Reverend Al Sharpton, the father of Rev. Jesse Jackson, died on Christmas Day at the age of 78.
A memorial service is scheduled for 6 p.m. at the Episcopal Cathedral in New York City.
Sharpton’s funeral will be broadcast live on CBS.
Sharptons son, Jonathan, will be the host of CBS’ “Live” and he will be accompanied by his wife, Michelle.
In a statement released Sunday, Sharpton said his death was a “deep loss.”
“As a pastor, I knew that I was not a Christian, but I also knew that we needed to do better,” Sharpton wrote.
“The only way I can be a good Christian is to make God a part of my life and my faith.”

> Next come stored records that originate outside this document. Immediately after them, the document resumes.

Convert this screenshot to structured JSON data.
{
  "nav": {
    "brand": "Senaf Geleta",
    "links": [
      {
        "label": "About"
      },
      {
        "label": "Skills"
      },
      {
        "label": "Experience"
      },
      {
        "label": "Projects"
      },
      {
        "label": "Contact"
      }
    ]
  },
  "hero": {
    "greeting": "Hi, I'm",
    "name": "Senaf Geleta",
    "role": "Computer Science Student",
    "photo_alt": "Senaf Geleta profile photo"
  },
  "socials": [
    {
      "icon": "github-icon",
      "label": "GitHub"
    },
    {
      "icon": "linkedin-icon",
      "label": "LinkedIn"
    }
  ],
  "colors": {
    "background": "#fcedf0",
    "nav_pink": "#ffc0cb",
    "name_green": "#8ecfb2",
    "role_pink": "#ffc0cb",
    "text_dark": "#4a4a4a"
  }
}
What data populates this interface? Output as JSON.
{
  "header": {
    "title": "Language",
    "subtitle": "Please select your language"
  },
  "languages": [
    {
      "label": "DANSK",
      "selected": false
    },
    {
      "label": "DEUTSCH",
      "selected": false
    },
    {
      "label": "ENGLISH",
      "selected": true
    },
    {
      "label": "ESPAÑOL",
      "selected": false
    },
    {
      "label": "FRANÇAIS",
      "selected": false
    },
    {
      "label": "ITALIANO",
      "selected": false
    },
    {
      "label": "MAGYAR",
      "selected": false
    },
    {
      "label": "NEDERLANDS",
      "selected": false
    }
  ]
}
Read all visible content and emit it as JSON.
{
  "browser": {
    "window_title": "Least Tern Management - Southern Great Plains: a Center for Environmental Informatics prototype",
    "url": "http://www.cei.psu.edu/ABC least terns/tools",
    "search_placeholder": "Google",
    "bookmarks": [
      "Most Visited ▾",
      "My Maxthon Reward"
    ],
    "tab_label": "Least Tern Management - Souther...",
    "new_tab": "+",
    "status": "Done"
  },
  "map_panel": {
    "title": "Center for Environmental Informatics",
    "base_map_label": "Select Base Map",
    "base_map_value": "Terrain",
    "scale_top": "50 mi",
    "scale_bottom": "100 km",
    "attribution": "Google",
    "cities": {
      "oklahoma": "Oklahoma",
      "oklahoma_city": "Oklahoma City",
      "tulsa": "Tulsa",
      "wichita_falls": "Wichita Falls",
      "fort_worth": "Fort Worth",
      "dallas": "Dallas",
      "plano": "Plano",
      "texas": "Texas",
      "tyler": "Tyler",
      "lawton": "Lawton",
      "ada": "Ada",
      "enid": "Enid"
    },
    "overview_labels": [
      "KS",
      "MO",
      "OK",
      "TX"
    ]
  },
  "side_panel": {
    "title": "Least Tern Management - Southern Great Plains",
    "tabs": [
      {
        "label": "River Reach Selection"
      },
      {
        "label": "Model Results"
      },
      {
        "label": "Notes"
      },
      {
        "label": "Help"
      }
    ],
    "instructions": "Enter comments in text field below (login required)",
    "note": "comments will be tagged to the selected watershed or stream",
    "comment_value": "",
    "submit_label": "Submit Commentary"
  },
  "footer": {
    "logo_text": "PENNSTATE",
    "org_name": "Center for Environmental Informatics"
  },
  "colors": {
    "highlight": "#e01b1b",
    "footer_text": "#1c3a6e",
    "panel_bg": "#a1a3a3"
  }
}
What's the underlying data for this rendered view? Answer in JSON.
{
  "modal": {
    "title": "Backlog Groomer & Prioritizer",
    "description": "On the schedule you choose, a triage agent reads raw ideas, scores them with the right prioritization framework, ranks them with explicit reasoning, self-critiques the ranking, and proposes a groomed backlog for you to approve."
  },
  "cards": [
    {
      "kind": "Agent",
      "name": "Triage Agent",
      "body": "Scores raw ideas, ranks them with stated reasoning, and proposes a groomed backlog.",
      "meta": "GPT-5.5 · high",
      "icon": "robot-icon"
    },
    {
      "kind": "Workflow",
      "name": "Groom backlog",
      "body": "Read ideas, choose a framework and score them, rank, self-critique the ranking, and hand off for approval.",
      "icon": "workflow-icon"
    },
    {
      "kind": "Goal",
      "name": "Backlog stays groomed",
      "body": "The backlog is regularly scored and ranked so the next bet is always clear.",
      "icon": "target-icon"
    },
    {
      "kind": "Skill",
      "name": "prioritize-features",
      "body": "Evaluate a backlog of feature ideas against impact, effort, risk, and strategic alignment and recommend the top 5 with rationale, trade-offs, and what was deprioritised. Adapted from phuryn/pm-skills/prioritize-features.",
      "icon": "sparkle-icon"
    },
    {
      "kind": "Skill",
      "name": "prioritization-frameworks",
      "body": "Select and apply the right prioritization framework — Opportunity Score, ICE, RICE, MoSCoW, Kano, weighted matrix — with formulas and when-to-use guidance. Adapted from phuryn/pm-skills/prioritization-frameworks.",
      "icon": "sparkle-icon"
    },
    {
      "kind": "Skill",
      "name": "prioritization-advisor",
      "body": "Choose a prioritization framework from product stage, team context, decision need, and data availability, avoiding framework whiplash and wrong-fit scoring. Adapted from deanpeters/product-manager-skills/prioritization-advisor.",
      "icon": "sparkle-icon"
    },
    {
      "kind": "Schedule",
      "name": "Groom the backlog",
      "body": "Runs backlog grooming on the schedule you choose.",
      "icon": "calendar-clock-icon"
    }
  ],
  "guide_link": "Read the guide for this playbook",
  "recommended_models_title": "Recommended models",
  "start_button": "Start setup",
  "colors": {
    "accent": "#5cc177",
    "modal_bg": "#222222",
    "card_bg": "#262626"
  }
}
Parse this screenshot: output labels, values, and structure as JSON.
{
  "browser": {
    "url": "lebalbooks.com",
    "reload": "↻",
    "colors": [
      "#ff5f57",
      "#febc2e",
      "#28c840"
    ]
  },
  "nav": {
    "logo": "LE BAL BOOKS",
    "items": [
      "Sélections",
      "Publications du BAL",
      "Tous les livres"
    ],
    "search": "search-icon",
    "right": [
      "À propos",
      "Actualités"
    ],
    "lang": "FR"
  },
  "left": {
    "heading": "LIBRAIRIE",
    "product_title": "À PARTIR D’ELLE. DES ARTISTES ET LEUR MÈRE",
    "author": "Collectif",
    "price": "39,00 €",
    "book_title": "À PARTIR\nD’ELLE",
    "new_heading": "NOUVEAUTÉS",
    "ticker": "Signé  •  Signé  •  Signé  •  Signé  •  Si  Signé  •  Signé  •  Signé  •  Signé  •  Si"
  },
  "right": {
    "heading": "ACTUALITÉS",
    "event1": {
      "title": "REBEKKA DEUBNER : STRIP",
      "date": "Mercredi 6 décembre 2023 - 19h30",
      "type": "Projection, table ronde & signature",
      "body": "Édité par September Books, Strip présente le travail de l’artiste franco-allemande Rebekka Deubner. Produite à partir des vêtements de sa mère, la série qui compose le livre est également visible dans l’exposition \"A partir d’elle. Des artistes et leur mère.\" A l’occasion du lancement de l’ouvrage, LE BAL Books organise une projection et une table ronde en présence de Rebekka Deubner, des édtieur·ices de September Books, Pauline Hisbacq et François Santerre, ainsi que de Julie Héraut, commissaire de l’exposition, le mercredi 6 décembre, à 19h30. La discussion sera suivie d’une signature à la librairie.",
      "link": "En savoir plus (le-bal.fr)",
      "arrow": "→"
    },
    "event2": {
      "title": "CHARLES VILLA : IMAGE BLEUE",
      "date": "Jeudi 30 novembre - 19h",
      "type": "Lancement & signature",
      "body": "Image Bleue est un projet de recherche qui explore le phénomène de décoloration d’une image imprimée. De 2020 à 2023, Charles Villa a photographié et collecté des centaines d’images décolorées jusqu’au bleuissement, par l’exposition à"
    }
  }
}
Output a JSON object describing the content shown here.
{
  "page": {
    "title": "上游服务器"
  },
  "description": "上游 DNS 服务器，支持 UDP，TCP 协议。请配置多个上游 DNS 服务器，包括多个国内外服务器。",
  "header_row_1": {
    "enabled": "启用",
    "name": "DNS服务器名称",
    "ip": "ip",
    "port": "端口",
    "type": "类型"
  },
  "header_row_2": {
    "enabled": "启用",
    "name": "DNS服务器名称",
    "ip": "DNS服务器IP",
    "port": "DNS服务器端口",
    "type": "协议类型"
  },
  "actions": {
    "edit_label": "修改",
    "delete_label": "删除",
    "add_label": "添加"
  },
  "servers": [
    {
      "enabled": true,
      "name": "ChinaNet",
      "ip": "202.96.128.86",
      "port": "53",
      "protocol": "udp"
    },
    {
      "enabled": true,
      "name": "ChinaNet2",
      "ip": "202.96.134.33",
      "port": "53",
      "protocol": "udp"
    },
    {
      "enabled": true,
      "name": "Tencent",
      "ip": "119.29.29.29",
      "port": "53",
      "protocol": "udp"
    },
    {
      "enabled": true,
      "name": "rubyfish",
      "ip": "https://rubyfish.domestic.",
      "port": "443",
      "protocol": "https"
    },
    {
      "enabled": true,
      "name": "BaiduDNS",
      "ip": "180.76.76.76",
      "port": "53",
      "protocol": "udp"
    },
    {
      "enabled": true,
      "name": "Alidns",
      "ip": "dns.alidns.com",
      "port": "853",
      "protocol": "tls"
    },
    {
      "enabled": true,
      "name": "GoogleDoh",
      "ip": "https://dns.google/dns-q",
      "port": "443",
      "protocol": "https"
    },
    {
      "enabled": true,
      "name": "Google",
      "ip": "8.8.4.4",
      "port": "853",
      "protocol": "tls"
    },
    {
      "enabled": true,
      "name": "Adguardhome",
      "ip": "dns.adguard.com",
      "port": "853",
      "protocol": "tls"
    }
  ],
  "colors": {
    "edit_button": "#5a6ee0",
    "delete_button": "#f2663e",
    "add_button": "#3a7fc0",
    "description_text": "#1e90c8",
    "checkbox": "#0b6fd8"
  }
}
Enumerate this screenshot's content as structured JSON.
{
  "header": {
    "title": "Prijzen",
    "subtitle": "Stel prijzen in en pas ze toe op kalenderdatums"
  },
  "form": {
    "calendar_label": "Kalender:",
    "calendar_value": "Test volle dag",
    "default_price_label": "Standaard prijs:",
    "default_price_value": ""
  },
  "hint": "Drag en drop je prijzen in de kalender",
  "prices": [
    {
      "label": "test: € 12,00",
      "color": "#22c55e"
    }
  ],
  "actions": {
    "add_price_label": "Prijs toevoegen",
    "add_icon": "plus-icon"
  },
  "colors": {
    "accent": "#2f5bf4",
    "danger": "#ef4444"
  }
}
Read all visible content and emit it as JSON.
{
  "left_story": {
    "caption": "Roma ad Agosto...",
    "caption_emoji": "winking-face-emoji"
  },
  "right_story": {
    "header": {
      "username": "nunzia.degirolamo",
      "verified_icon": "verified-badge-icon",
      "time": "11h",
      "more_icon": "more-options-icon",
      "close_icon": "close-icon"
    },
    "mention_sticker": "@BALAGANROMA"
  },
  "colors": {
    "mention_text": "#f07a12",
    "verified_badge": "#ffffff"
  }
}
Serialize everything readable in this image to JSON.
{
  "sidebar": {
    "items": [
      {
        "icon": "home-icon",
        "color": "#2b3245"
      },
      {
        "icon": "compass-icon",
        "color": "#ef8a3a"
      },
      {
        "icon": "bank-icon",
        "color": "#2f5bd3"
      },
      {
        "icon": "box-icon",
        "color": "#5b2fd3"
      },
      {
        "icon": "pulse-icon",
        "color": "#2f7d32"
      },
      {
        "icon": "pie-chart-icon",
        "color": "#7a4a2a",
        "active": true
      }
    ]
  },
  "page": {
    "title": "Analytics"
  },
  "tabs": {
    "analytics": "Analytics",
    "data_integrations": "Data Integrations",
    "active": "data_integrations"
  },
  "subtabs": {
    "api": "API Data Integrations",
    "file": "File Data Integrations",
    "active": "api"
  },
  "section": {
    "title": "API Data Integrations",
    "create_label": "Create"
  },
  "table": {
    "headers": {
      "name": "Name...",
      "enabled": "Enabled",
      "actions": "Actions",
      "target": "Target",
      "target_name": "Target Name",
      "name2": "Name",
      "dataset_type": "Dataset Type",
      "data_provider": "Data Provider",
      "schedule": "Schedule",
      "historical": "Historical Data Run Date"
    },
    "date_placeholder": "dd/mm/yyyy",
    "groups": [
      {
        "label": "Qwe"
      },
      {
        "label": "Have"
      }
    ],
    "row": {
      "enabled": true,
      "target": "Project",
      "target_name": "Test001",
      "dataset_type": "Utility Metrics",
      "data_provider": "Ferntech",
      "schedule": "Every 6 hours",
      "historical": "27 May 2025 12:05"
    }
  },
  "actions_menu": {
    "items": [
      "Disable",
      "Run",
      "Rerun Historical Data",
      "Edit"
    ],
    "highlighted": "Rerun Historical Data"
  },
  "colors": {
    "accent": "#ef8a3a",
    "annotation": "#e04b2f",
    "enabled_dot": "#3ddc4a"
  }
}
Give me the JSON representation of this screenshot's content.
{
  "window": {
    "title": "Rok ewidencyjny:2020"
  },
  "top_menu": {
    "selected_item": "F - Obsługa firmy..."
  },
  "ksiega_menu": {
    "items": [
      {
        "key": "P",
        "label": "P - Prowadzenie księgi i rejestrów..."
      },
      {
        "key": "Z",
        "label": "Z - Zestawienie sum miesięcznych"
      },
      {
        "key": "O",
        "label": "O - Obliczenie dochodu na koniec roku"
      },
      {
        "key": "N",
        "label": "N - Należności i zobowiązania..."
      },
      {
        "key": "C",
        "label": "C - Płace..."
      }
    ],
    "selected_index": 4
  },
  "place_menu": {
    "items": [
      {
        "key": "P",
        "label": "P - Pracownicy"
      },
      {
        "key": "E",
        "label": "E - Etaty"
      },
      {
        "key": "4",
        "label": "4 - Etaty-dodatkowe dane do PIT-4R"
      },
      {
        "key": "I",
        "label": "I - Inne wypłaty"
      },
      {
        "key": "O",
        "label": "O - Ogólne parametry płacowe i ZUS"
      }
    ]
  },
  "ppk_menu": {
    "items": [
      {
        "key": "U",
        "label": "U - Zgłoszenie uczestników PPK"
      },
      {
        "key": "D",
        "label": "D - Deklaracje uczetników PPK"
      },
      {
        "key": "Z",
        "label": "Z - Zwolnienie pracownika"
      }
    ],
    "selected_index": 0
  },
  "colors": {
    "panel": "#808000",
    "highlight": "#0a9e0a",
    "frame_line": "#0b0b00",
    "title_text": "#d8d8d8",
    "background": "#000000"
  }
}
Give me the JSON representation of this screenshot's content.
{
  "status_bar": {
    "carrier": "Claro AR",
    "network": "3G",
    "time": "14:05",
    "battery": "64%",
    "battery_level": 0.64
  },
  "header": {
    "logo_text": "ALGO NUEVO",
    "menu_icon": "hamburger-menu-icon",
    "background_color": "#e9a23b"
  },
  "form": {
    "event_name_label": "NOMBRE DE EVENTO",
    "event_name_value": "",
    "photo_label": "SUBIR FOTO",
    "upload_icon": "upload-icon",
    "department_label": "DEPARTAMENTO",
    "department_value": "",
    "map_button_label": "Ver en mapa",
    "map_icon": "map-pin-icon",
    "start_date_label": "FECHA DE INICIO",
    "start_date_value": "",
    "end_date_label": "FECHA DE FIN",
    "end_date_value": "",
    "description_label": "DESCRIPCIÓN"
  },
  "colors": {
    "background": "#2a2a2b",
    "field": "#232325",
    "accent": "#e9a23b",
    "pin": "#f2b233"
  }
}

In addition to being a beloved father, Sharptins son will be an active public servant in the U.S. Congress and an adviser to President Donald Trump, who is hosting a holiday reception for Sharptoons widow, Laverne, and daughter, Lavinia.
“It was a gift to me that I can’t imagine anyone else receiving,” Sharptpton wrote in a message to his son.
“I will miss you, Jonathan.
Thank you for being there for me and for giving me strength.
I’m so proud of you.”
In a brief statement released Monday, Trump said that Sharpton and Jackson had been friends and were friends to each other for many years.
He called Sharpton a “friend of the church” and said he will miss him and his “spiritual family.”
Sharpton was a longtime critic of President Barack Obama, who was the first black president.
In 2006, Sharplots son was sentenced to 10 years in prison for tax evasion and other charges after he failed to pay $2.6 million in taxes.
Sharplits attorney, John Dowd, told The Wall St. Journal that the president was unaware of the charges and was disappointed to learn of Sharptons death.
“This was not something that was discussed with him,” Dowd said.
“He was not aware of it.
He didn’t even know it had happened.”
The president has said that he does not remember Sharpton as a person, but that he “truly loved” the pastor.
In an interview with the New York Times in 2008, Sharpe said he had forgiven his father for some of the comments he had made.
“My father had a big heart,” Sharpe told the Times.
“When I think about his life, and his legacy, I would forgive everything he said about me.
But I didn’t do it on purpose.
I was too young, I was just too naive.”